BATON ROUGE, La. (BRPROUD) — With a new secretary of state to be elected in a couple weeks, the outgoing election leader in the state talked about how threats and misinformation led him to not run again.

Secretary of State Kyle Ardoin announced earlier this year he would not be seeking reelection. He has held the office since 2018 and led the state through the trials of voting in a pandemic and the onslaught of lies about election fraud in the state.

Ardoin was candid with the Baton Rouge Press Club on Monday about his reasoning behind not wanting to run again being from the stress of facing more misinformation and backlash from fringe groups.

“People that act as if they are election experts and they’ve never put on an election. They don’t know the nuances of elections, security, they don’t know the nuances of election policy and procedures, and they don’t know the law, but they assume that they know and they apply what happens in one state to other states,” Ardoin said.

He offered a word of advice to the person who will replace him to not let those voices sway the decisions of the office.

“Make the decisions that are best for the state and not for any one contingency that is pushing back or pushing for something else,” Ardoin said.

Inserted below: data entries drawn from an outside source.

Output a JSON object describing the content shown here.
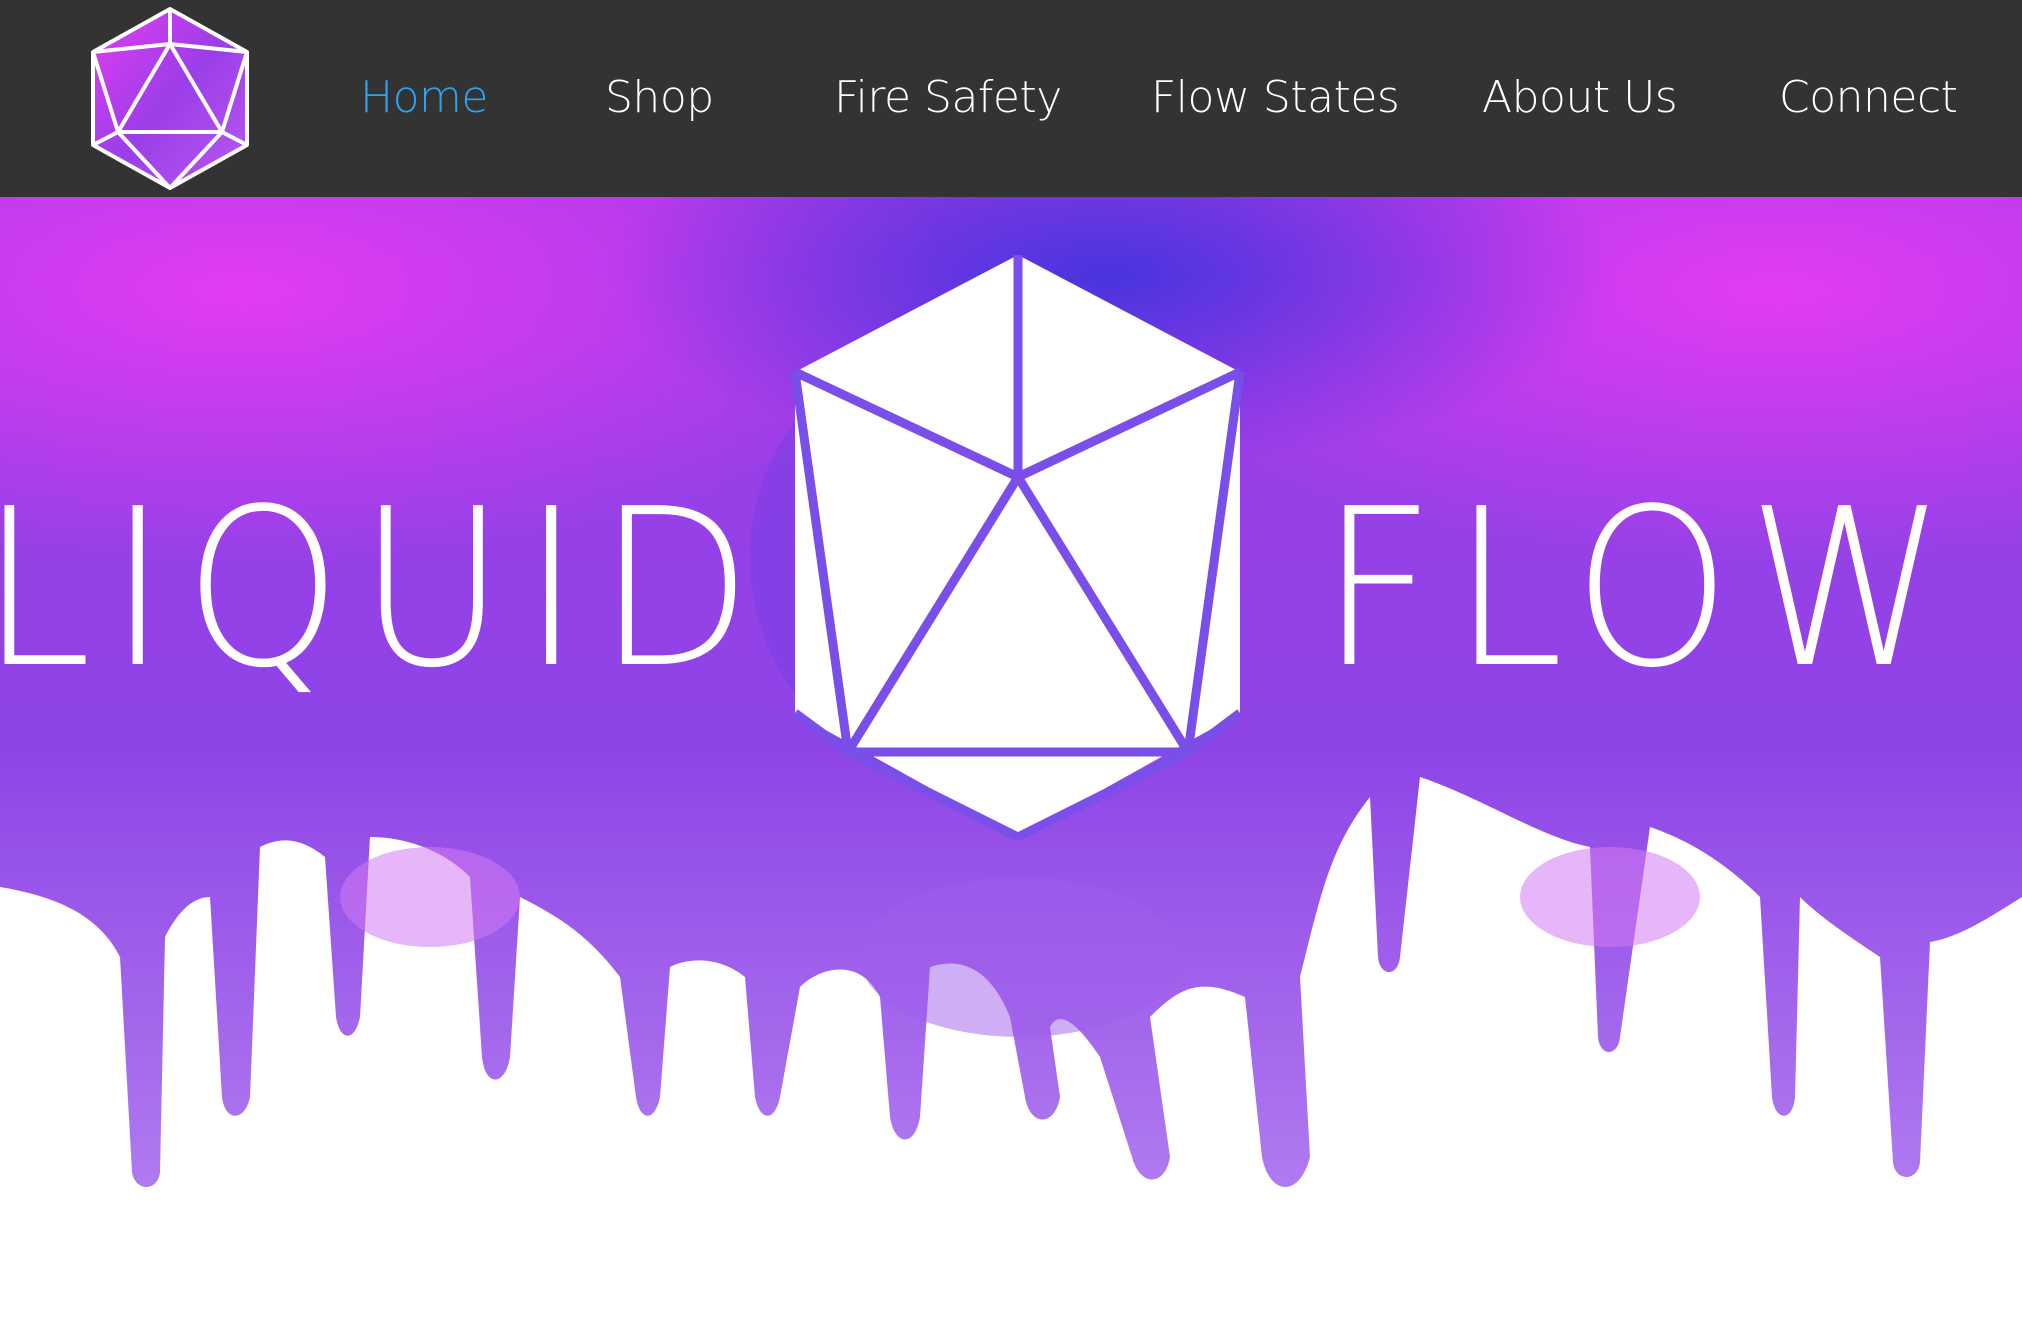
{
  "nav": {
    "items": [
      {
        "label": "Home",
        "active": true
      },
      {
        "label": "Shop",
        "active": false
      },
      {
        "label": "Fire Safety",
        "active": false
      },
      {
        "label": "Flow States",
        "active": false
      },
      {
        "label": "About Us",
        "active": false
      },
      {
        "label": "Connect",
        "active": false
      }
    ]
  },
  "hero": {
    "word_left": "LIQUID",
    "word_right": "FLOW"
  },
  "icons": {
    "site_logo": "icosahedron-logo-icon",
    "hero_emblem": "icosahedron-icon"
  },
  "colors": {
    "topbar": "#333333",
    "nav_active": "#2ea3f2",
    "nav_text": "#ffffff",
    "paint_magenta": "#e23cf0",
    "paint_violet": "#8a3ee6",
    "paint_blue": "#4a3fe0"
  }
}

Following controversy over selecting new voting machines to replace the current aging system that ages back before Ardoin’s tenure the legislature created the Voting System Commission. It was tasked with exploring different types of voting systems and what kind would be preferred by Louisiana voters. This was a way to slow down the previous efforts by Ardoin to find a contractor to offer new machines.

“The current legislature likes to micromanage. It’s kind of frustrating when you’re elected statewide. And I might add, I was elected with more votes than John Bel [Edwards] got in the runoff. That we then have microcosms of legislators who are wanting to micromanage every aspect,” Ardoin said.

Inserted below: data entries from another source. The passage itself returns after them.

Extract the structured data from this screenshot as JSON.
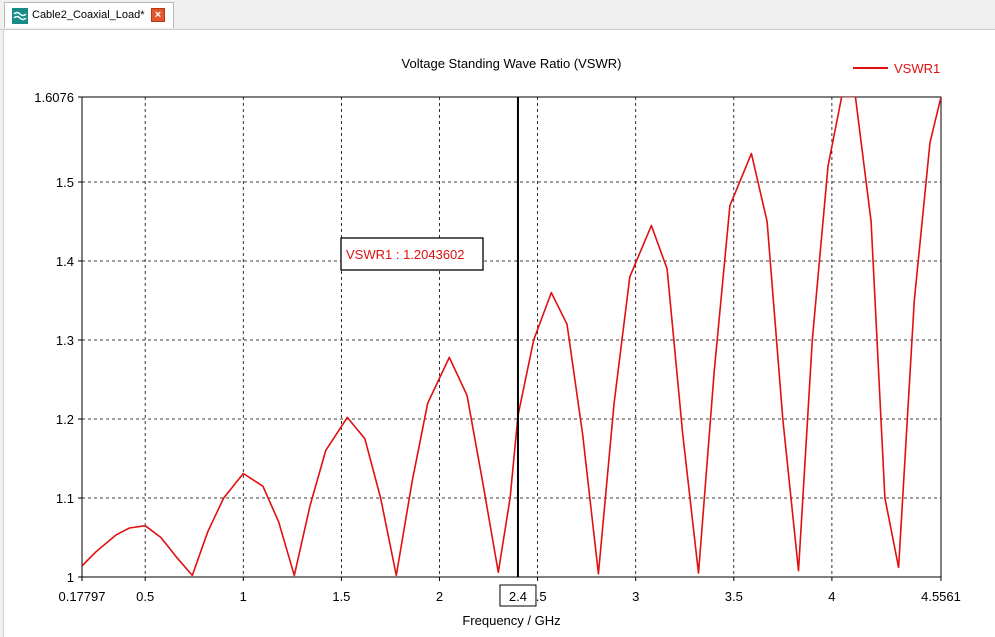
{
  "tab": {
    "title": "Cable2_Coaxial_Load*",
    "icon": "waveform-icon",
    "close_icon": "close-icon",
    "accent_color": "#e2562b"
  },
  "chart_data": {
    "type": "line",
    "title": "Voltage Standing Wave Ratio (VSWR)",
    "xlabel": "Frequency / GHz",
    "ylabel": "",
    "xlim": [
      0.17797,
      4.5561
    ],
    "ylim": [
      1,
      1.6076
    ],
    "x_ticks": [
      "0.17797",
      "0.5",
      "1",
      "1.5",
      "2",
      "2.5",
      "3",
      "3.5",
      "4",
      "4.5561"
    ],
    "x_tick_values": [
      0.17797,
      0.5,
      1,
      1.5,
      2,
      2.5,
      3,
      3.5,
      4,
      4.5561
    ],
    "y_ticks": [
      "1",
      "1.1",
      "1.2",
      "1.3",
      "1.4",
      "1.5",
      "1.6076"
    ],
    "y_tick_values": [
      1,
      1.1,
      1.2,
      1.3,
      1.4,
      1.5,
      1.6076
    ],
    "grid": true,
    "legend_position": "top-right",
    "series": [
      {
        "name": "VSWR1",
        "color": "#e01010",
        "x": [
          0.178,
          0.25,
          0.35,
          0.42,
          0.5,
          0.58,
          0.66,
          0.74,
          0.82,
          0.9,
          1.0,
          1.1,
          1.18,
          1.26,
          1.34,
          1.42,
          1.53,
          1.62,
          1.7,
          1.78,
          1.86,
          1.94,
          2.05,
          2.14,
          2.22,
          2.3,
          2.36,
          2.4,
          2.48,
          2.57,
          2.65,
          2.73,
          2.81,
          2.89,
          2.97,
          3.08,
          3.16,
          3.24,
          3.32,
          3.4,
          3.48,
          3.59,
          3.67,
          3.75,
          3.83,
          3.9,
          3.98,
          4.05,
          4.12,
          4.2,
          4.27,
          4.34,
          4.42,
          4.5,
          4.556
        ],
        "y": [
          1.014,
          1.032,
          1.053,
          1.062,
          1.065,
          1.05,
          1.025,
          1.002,
          1.058,
          1.1,
          1.131,
          1.115,
          1.07,
          1.002,
          1.09,
          1.16,
          1.202,
          1.175,
          1.1,
          1.002,
          1.12,
          1.22,
          1.278,
          1.23,
          1.12,
          1.006,
          1.1,
          1.2044,
          1.3,
          1.36,
          1.32,
          1.18,
          1.004,
          1.22,
          1.38,
          1.445,
          1.39,
          1.18,
          1.005,
          1.26,
          1.47,
          1.536,
          1.45,
          1.2,
          1.008,
          1.3,
          1.52,
          1.608,
          1.608,
          1.45,
          1.1,
          1.012,
          1.35,
          1.55,
          1.6076
        ]
      }
    ],
    "marker": {
      "x": 2.4,
      "x_label": "2.4",
      "readout": "VSWR1 : 1.2043602",
      "value": 1.2043602
    }
  }
}
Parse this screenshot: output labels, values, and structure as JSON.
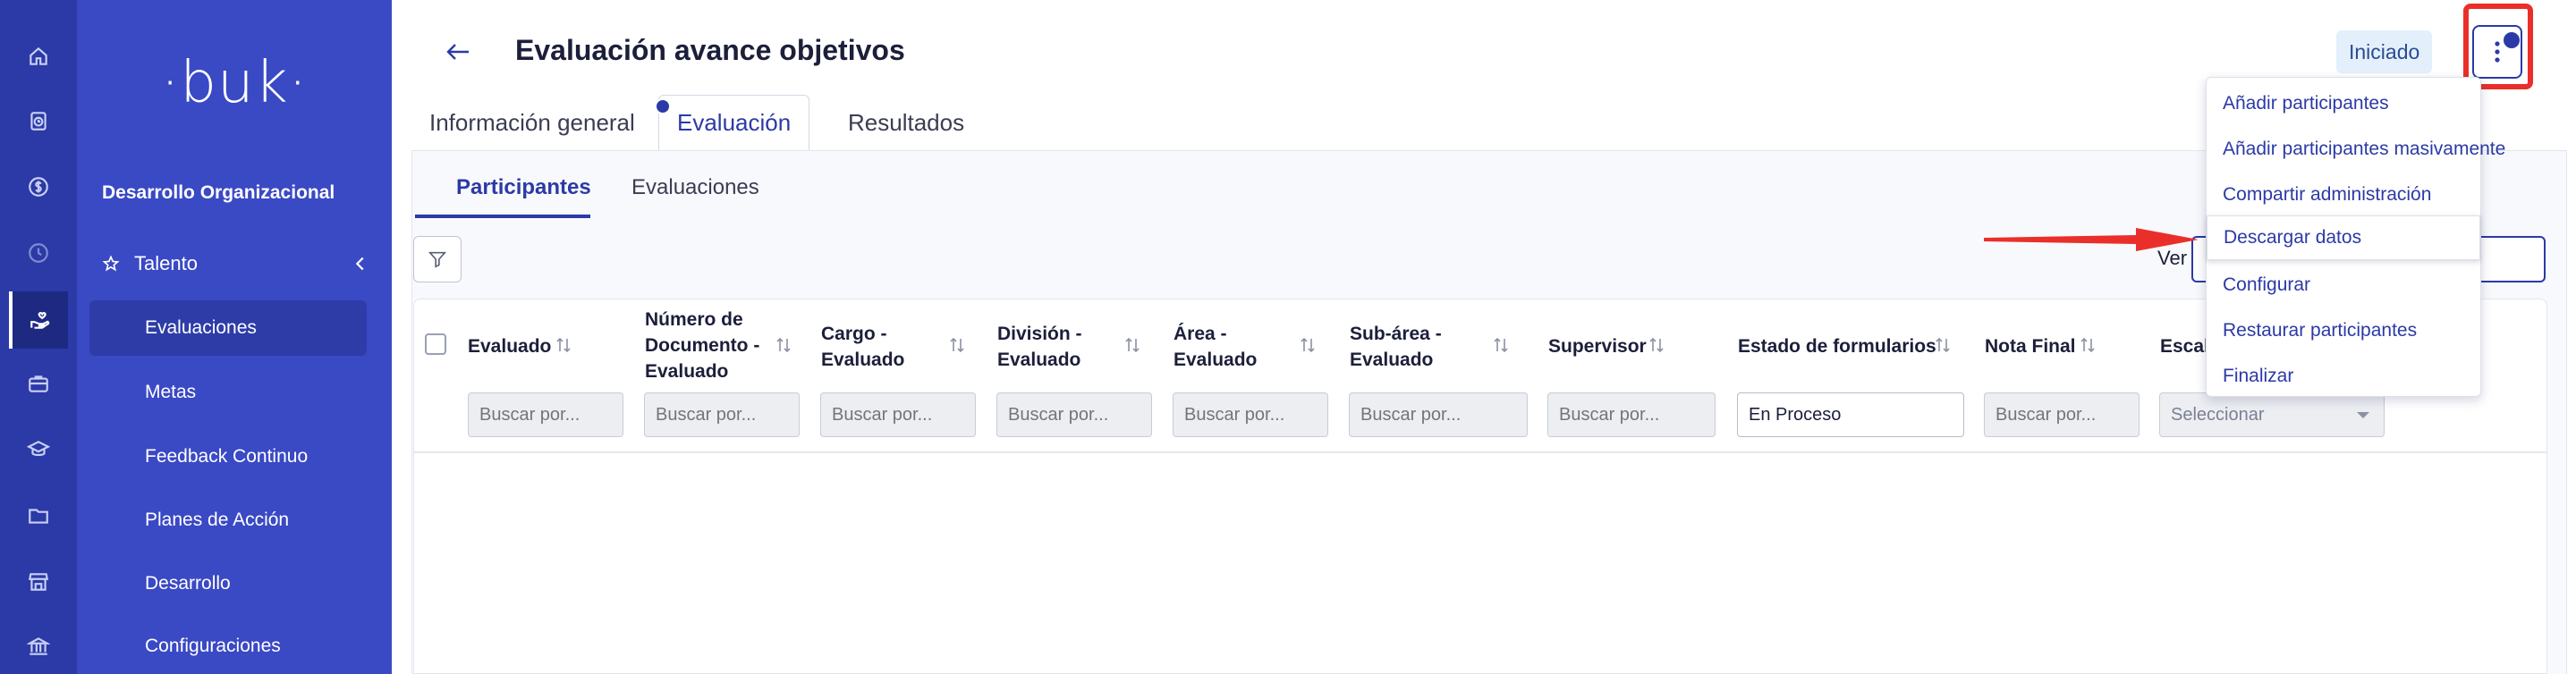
{
  "sidebar": {
    "logo": "·buk·",
    "org_title": "Desarrollo Organizacional",
    "section": "Talento",
    "items": [
      {
        "label": "Evaluaciones"
      },
      {
        "label": "Metas"
      },
      {
        "label": "Feedback Continuo"
      },
      {
        "label": "Planes de Acción"
      },
      {
        "label": "Desarrollo"
      },
      {
        "label": "Configuraciones"
      }
    ]
  },
  "header": {
    "title": "Evaluación avance objetivos",
    "status": "Iniciado"
  },
  "tabs": [
    {
      "label": "Información general"
    },
    {
      "label": "Evaluación"
    },
    {
      "label": "Resultados"
    }
  ],
  "subtabs": [
    {
      "label": "Participantes"
    },
    {
      "label": "Evaluaciones"
    }
  ],
  "ver_label": "Ver",
  "table": {
    "columns": [
      {
        "label": "Evaluado"
      },
      {
        "label": "Número de Documento - Evaluado"
      },
      {
        "label": "Cargo - Evaluado"
      },
      {
        "label": "División - Evaluado"
      },
      {
        "label": "Área - Evaluado"
      },
      {
        "label": "Sub-área - Evaluado"
      },
      {
        "label": "Supervisor"
      },
      {
        "label": "Estado de formularios"
      },
      {
        "label": "Nota Final"
      },
      {
        "label": "Escala"
      }
    ],
    "search_placeholder": "Buscar por...",
    "estado_value": "En Proceso",
    "escala_value": "Seleccionar"
  },
  "menu": {
    "items": [
      {
        "label": "Añadir participantes"
      },
      {
        "label": "Añadir participantes masivamente"
      },
      {
        "label": "Compartir administración"
      },
      {
        "label": "Descargar datos"
      },
      {
        "label": "Configurar"
      },
      {
        "label": "Restaurar participantes"
      },
      {
        "label": "Finalizar"
      }
    ]
  },
  "colors": {
    "rail": "#2b3aa6",
    "sidebar": "#3a49c4",
    "accent": "#2b3aa6",
    "annotation": "#ea2f2a"
  }
}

Meetings turned into a platform for people like Mike Lindell to cast doubt over elections that Ardoin had emphatically assured the public were safe and accurate.

“I think the Voting System Commission, although a good idea in concept, created the very situation that brought about intimidation, harassment,” Ardoin said.

He talked about harassment of his staff lowering morale and there has been a drastic drop in interest in being poll workers as people are fearful to be part of the process that has faced heavy criticism. Ardoin said the attacks toward him began to take a toll on his health.

“There were door hangers placed on my door and in my entire neighborhood saying inaccurate things about me and my record, almost trying to incite my neighbors,” Ardoin said.

The state is still yet to decide on a new voting system, and with another presidential race on the horizon, Ardoin knew he had to pass on the baton.

Republican Nancy Landry and Democrat Gwen Collins-Greenup face off in the Nov.18 general election to replace him.